-Cohort (in a case-control study conducted within a cohort/fixed population)
-National identity registries
-Town lists
-Random digit-dialed telephone numbers
What are the limitations of cohort studies? -Costly for rare outcomes or illnesses with long induction periods
-Expensive to follow individuals, collect data, conduct routine medical examinations and lab tests etc
-can have loss to follow-up
How is a secondary study base defined? -Cases come from a population that cannot be explicitly defined
(We identify cases first then try to identify the source population that gave rise to the cases)

-The study base is INDIRECTLY defined; it is defined secondarily to the identification of the cases
What is differential loss to follow-up and what does it affect? Differential = related to both outcome and determinant

Affects study validity (selection bias)
When one initiates a cohort, what does it involve? Follow-up of people, data collection, etc. for the occurrence of illness (or change)
What are the disadvantages of efficacy analysis? Lose randomization, so groups may not be balanced
What is the interpretation of a confidence interval? &quot;The interval was produced by a method that contains the true value 95% of the time in the absence of bias.&quot;
What is the study population in an RCT? Formed by enrollment into the cohort
What are the two main criteria for valid control selection in a case-control study? -Controls come from the source population that produced the cases; if they develop illness, would be a case in the study

- Controls are selected INDEPENDENT OF EXPOSURE
What are the defining features of a cohort study? A cohort study involves follow-up (documentation) of cohort members over time.

-It's a study of incidence (e.g. diagnoses) or change (e.g. progression or improvement of illness)
What does a normal 2x2 table look like? -Determinant (Index and Reference in that order) in columns
-Rows = cases then denominator
What are the dimensions of Epidemiologic Research? Population - a set of members
Time - temporal aspect
What units are associated with prevalence? None!
Answer will be between 0-1 or 0-100%
What is included in Follow-Up time? Only the time at risk of developing the event
How can we maintain follow-up (study retention)? -Make it easy for the subject to participate and update you
-Incentives
-Maintain contact with the subject (study visits, questionnaires, study updates, cards, keep notes on contact, update addresses, etc)
How is the determinant assessed in a cohort study? Lots of different ways, just like outcome:

-Medical or occupational records
-Routine examinations at cohort visits (lab tests, physical measurements)
-Questionnaires

Determinant may be fixed (blood type) or may change over time (smoking)
what is a run-in period for an RCT? Certain number of weeks on treatment to find compliant subjects. Only use compliant subjects (randomize after suitable amount of time)
What are the strengths of using an internal reference group? It's the best reference group when feasible

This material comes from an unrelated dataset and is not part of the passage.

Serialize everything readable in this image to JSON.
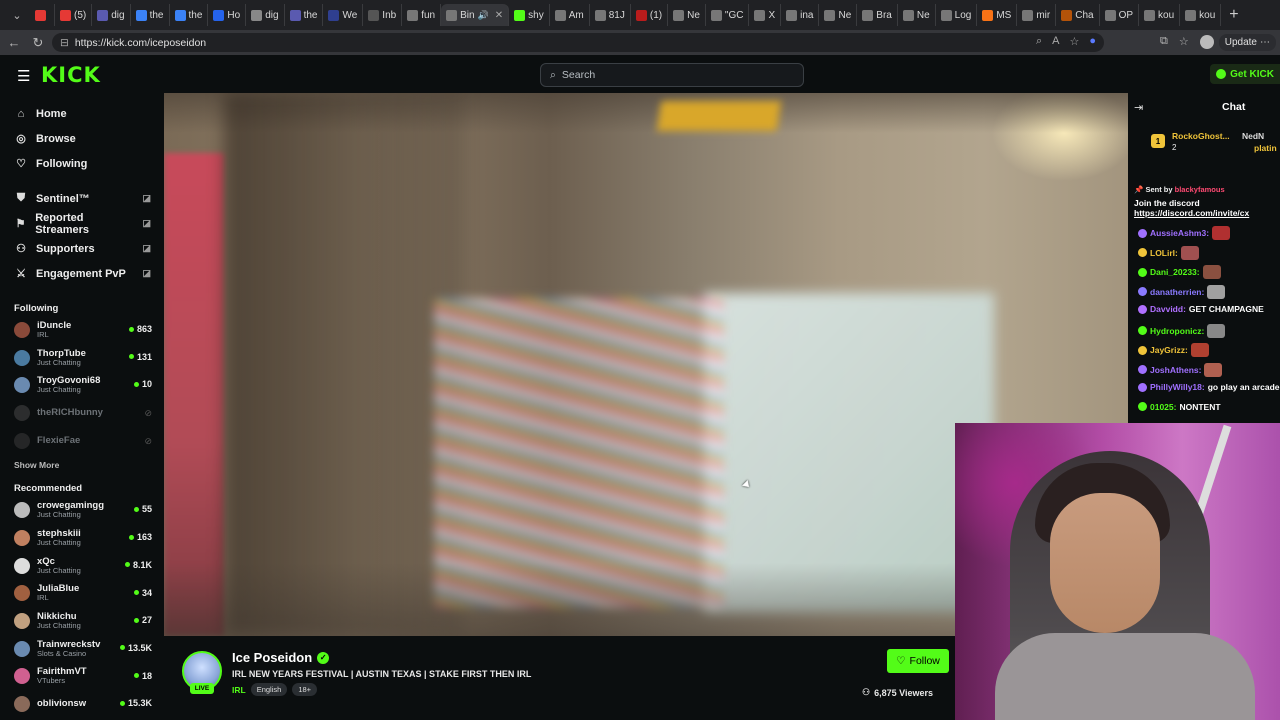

Comes closest to the &quot;counterfactual ideal&quot; because it is most comparable to the index (exposed) group
What is the Incidence Rate formula? IR = # of individuals who develop the illness event / Total time experienced by the population followed
What is one caution about using an external reference group of another cohort? -Need to be careful that the reference cohort doesn't have its own characteristics that may affect illness
When is the outcome assessed in a cross-sectional study? At a SINGLE point in time. (A study of PREVALENT cases)

Determinant usually assessed at a single point in time.